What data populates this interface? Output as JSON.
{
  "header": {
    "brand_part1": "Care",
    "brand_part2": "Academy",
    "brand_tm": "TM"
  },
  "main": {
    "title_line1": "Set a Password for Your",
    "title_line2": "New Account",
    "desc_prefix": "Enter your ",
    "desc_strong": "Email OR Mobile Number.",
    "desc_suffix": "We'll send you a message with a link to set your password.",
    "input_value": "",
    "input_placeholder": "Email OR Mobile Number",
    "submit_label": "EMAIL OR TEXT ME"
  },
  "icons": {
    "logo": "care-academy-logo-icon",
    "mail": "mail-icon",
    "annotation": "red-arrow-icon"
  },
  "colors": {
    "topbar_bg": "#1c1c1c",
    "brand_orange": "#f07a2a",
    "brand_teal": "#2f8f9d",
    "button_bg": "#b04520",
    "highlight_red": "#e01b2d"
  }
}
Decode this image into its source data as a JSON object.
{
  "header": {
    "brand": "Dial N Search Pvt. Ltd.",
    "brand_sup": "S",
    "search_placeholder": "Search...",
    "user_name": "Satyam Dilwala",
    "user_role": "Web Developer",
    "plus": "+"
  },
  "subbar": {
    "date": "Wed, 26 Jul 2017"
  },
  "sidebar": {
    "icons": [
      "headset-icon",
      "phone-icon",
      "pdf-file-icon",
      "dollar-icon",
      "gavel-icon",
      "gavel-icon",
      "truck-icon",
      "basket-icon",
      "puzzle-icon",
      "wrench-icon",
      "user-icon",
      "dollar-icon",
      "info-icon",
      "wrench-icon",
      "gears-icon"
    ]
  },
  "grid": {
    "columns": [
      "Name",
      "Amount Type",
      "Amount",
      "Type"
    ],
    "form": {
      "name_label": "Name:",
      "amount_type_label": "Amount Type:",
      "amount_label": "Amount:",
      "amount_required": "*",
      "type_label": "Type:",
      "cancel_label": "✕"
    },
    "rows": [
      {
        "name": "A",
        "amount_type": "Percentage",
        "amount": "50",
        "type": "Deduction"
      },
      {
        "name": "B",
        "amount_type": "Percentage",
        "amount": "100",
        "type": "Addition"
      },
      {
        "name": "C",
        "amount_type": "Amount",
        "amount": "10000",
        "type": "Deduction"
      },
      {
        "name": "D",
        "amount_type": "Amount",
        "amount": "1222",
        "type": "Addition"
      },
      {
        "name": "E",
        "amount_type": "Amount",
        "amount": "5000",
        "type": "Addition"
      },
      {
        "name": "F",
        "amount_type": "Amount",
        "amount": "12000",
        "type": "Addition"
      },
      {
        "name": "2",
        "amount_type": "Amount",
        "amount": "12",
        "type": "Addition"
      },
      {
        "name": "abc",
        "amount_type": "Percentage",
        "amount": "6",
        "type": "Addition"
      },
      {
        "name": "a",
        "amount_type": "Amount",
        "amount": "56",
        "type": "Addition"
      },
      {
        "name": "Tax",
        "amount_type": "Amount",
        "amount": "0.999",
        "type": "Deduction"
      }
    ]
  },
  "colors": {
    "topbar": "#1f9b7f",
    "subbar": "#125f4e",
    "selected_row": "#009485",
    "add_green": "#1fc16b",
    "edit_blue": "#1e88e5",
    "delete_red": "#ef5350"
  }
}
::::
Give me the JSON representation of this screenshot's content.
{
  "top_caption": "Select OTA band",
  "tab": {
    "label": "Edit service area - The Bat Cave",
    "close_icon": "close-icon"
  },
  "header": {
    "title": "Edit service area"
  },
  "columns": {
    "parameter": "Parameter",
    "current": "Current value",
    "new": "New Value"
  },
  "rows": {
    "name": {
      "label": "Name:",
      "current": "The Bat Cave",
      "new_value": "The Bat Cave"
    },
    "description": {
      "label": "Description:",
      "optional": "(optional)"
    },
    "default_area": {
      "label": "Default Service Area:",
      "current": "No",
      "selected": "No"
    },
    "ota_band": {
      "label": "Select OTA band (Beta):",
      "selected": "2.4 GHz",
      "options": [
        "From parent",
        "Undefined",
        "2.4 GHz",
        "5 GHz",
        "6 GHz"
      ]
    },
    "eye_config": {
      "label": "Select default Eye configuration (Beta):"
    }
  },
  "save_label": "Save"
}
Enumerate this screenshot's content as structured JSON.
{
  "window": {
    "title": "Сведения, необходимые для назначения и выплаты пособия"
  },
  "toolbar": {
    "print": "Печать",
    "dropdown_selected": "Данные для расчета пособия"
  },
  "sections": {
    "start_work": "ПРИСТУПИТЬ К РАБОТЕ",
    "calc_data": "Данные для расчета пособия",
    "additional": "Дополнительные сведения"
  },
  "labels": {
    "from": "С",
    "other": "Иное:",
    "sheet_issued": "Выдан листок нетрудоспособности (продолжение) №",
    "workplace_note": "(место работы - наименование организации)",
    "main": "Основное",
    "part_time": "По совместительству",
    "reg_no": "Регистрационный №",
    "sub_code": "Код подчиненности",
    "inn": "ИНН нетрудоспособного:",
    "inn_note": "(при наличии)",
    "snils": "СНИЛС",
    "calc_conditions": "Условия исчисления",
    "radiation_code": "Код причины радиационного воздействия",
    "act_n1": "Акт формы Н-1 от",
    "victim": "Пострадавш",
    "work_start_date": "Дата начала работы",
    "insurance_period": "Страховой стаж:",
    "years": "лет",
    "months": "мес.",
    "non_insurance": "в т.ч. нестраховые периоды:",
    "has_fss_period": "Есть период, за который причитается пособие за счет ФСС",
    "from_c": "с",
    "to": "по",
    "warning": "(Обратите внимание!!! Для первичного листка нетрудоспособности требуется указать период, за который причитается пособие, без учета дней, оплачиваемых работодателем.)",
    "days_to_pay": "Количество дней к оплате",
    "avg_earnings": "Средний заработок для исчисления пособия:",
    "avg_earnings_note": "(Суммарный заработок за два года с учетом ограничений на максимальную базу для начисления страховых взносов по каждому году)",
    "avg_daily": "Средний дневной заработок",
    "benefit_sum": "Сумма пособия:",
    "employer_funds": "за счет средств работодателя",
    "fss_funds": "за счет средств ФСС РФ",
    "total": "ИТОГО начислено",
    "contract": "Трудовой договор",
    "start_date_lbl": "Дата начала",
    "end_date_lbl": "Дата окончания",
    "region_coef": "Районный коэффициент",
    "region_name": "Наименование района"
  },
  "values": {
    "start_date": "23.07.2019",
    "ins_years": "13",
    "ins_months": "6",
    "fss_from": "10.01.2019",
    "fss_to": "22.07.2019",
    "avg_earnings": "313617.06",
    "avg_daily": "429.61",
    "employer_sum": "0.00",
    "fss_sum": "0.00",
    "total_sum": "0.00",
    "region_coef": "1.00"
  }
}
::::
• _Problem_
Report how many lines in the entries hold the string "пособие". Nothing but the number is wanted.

• _Result_
2